Louis Oosthuizen ($7,200) – Louis has burned us before in no-cut events, so tread lightly. He has chronic neck and back issues and is always a risk to WD, although he seems to be in better health recently. His game is also in better health, although this is his third event in three weeks in three different countries. Louis nearly won the European Tour event in Perth, backed it up with a 21st last week at the Honda Classic, and comes to a track that should suit him extremely well. He’s an elite ball-striker and birdie maker, and is exactly the type of middle of the pack player who could hoist the trophy on Sunday afternoon.
J.B. Holmes ($6,800) – While this doesn’t fit the bill as a J.B. Holmes course, you can’t overlook his fit in no-cut events. He’s a birdie making machine who is significantly underpriced given his odds and recent form. Holmes hasn’t finished outside the top-35 in months, and has the upside to contend in this field. If he keeps the ball in play, I think Holmes finishes in the top-15 this week at a cheap price.
Alex Noren ($7,200) – Noren quietly broke into the top-10 in the official world golf rankings, thanks to his four wins last season. He’s an accurate player with a great short game, and should suit this track very well. At Crans Sur Sierre, one of our comp courses, Noren is a two-time winner (including last season). Although he may get more popular as some of the DFS sharps talk him up, he’s still a sub-5% player who could win the event.
David Lipsky ($7,100) – Lipsky has the same mold and course fit at Alex Noren, without the four wins last season. He’s been red hot recently, most notably finishing 2nd in Malaysia (when I had an outright bet on him), which was frustrating. He had several close calls last year as well, and is due for a win. While I don’t think he has the pedigree to win this event, I could see him cracking the top-15 pretty easily. He’s an elite ball-striker who keeps the ball in the fairway and makes a ton of birdies. Like Noren, he’s won the Omega European Masters.
Bill Haas ($7,000) – Very quietly, Haas has finished inside the top-20 in his past six starts on Tour. He rarely cracks the top-10, but he’s also never played this well this consistently. Haas fits the mold of a ball-striker who keeps himself out of trouble, which we’ve seen at narrow courses like Riviera and Colonial. He’s comfortable on poa greens, and his lack of distance isn’t a negative this week. If Haas gets hot with his putter, he could be inside the top-5 by week’s end.

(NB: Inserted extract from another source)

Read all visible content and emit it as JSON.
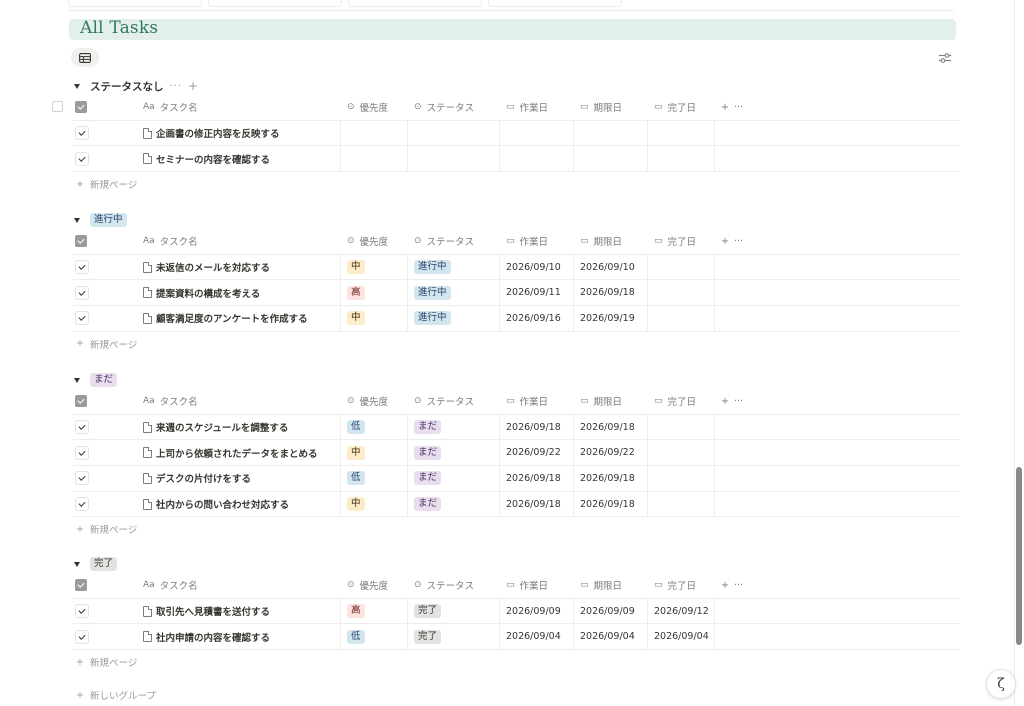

This section focuses on “odds” players – those players whose odds vary the greatest with respect to their DraftKings salaries. Keep in mind, this doesn’t make these players “good plays” or “bad plays”, but it simply measures the value based on their price. I’ve done this not just with the actual rankings, but as a percentage. So, if two players have a difference of 10 spots in pricing versus odds rankings, the player ranked higher overall will have a higher percentage. It’s a quick way to find value. I use an aggregate of odds from various odds makers to come up with my valuation.
The value differential column shows the number of spots lower in salary than their odds to win imply. The differential % column shows that as a percentage of the players DraftKings salary ranking. Here is a list of the top-20 “values” based on my aggregations:
On the flipside, we have the list of players Vegas believes are overpriced based on their odds to win. Using the same model and calculations as above, here are the top-20 worst “values” based on my aggregations:
DraftKings lineups for the WGC-Mexico
Stars and Scrubs